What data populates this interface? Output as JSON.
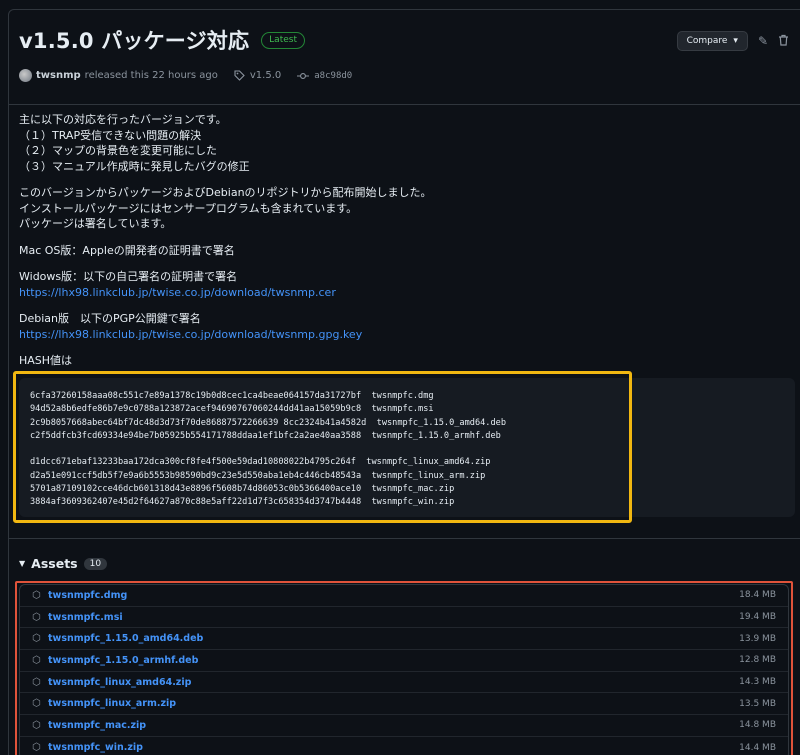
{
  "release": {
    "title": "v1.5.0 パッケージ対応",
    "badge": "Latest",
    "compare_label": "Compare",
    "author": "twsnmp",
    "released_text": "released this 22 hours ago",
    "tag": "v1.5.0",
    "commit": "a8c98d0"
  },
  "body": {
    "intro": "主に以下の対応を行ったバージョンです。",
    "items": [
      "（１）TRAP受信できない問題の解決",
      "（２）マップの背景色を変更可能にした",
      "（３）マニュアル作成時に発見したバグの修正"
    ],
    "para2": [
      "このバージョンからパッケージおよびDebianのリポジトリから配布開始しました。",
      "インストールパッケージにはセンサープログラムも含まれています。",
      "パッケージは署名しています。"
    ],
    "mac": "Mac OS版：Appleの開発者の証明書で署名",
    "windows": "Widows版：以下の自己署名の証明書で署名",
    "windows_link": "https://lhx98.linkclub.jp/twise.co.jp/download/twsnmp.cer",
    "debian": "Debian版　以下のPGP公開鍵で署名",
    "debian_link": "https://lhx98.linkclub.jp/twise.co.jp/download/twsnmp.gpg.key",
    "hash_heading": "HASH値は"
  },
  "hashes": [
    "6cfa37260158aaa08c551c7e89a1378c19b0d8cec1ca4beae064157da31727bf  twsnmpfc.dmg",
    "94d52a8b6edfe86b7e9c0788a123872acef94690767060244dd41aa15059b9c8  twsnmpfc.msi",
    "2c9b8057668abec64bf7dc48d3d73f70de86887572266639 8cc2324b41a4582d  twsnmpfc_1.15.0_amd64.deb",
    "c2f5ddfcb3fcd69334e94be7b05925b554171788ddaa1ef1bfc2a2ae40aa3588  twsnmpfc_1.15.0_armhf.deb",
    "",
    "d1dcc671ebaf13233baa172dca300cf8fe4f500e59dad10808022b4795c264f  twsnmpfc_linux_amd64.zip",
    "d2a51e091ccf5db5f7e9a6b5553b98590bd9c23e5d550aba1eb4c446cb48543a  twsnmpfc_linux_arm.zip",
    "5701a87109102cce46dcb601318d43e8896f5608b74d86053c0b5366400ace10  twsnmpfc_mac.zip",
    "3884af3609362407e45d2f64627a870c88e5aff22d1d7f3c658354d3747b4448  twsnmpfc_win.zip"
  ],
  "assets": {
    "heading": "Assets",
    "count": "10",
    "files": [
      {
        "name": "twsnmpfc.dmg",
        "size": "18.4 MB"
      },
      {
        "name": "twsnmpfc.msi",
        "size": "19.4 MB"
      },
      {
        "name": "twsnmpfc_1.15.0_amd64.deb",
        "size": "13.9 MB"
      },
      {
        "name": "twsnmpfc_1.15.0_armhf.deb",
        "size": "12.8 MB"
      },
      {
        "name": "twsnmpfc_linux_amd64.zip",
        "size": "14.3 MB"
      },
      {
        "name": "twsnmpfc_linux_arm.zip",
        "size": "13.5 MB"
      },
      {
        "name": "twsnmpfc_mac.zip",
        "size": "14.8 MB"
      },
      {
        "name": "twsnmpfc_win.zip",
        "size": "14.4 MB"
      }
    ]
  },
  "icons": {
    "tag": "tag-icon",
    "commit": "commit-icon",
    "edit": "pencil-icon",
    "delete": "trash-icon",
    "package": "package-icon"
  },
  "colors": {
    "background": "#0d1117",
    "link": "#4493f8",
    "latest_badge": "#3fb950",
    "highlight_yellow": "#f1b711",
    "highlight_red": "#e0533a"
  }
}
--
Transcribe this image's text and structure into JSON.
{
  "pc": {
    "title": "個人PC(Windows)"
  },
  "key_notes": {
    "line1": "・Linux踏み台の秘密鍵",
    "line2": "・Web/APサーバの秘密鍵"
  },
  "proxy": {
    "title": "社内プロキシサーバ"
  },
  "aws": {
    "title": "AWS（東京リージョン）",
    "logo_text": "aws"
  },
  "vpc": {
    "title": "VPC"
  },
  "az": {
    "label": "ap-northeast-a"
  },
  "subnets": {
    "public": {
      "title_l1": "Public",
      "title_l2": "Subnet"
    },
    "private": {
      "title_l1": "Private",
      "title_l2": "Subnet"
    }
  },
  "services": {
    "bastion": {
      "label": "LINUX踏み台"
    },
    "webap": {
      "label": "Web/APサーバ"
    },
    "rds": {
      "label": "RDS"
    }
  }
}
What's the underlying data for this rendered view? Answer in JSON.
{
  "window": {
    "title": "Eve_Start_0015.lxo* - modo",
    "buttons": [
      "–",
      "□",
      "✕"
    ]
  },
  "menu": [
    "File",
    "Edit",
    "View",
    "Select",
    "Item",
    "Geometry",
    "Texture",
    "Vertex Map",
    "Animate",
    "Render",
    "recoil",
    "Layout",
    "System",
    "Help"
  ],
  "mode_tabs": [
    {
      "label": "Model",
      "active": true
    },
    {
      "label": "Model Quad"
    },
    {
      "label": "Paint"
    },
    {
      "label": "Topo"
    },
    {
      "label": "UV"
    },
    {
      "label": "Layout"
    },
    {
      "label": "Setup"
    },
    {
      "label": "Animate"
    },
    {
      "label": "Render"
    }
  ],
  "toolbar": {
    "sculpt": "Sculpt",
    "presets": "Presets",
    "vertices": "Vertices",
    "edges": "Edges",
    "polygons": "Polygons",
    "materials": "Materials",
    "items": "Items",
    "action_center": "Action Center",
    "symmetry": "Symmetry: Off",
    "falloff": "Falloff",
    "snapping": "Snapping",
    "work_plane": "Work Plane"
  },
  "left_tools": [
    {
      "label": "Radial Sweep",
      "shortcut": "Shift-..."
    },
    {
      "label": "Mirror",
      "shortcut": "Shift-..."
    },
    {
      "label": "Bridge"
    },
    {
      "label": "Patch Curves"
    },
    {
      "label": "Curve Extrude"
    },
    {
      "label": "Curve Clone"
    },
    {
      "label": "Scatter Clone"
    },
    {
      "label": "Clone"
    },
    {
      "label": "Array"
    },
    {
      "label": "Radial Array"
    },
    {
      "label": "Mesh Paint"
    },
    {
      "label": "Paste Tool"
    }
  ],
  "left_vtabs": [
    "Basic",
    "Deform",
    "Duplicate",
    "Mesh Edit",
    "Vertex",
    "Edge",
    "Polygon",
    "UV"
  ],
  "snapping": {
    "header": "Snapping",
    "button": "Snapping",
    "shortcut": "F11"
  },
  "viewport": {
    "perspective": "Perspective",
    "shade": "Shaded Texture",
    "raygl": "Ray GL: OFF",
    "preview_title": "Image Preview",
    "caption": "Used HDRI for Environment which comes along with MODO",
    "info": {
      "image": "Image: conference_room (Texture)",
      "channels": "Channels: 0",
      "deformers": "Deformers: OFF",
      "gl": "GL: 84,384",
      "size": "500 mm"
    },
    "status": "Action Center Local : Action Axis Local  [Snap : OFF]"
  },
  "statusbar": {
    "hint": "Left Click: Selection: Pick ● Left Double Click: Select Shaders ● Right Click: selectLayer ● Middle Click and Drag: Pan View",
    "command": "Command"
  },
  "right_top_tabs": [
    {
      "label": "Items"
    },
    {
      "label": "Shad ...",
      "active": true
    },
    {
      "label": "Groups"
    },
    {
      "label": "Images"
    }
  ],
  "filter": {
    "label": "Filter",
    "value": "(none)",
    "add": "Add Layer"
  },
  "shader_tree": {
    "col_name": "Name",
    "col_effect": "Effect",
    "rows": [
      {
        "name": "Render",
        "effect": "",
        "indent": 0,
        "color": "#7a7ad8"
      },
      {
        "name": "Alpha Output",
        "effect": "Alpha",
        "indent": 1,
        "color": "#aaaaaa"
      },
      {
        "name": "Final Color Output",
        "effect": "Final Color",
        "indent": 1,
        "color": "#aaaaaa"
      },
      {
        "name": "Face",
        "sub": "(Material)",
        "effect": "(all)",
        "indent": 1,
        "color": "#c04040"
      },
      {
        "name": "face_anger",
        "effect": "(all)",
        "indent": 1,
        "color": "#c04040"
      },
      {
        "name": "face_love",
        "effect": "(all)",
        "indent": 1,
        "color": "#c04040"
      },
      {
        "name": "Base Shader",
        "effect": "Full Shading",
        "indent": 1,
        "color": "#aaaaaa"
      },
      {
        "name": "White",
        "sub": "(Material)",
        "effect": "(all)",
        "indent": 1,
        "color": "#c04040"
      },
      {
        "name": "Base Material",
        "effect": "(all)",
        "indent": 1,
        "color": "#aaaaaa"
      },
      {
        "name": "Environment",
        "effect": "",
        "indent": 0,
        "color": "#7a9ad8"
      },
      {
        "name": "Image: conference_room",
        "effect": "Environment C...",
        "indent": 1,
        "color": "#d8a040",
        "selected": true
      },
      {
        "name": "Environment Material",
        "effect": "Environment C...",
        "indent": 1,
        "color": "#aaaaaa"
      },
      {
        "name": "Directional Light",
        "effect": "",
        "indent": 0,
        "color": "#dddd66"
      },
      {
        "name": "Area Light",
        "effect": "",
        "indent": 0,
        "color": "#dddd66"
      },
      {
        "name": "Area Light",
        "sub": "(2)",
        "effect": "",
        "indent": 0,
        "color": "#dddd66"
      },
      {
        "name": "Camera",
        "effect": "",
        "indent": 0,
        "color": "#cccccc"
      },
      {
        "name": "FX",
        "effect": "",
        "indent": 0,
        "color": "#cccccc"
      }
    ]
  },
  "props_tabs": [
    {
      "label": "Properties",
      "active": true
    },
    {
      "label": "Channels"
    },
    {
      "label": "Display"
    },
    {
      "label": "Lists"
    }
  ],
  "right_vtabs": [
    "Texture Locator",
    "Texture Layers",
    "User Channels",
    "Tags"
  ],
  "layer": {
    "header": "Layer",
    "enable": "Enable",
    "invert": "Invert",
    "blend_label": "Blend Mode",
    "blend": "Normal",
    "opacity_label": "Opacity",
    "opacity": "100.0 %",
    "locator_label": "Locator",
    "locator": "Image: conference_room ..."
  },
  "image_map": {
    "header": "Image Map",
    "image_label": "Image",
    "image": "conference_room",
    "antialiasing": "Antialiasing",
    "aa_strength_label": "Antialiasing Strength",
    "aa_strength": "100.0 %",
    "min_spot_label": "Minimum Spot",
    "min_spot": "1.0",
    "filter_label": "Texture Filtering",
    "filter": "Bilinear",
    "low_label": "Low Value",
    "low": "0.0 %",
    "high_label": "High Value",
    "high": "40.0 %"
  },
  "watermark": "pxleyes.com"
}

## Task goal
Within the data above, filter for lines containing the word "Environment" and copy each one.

## Exercise solution
    "caption": "Used HDRI for Environment which comes along with MODO",
        "name": "Environment",
        "effect": "Environment C...",
        "name": "Environment Material",
        "effect": "Environment C...",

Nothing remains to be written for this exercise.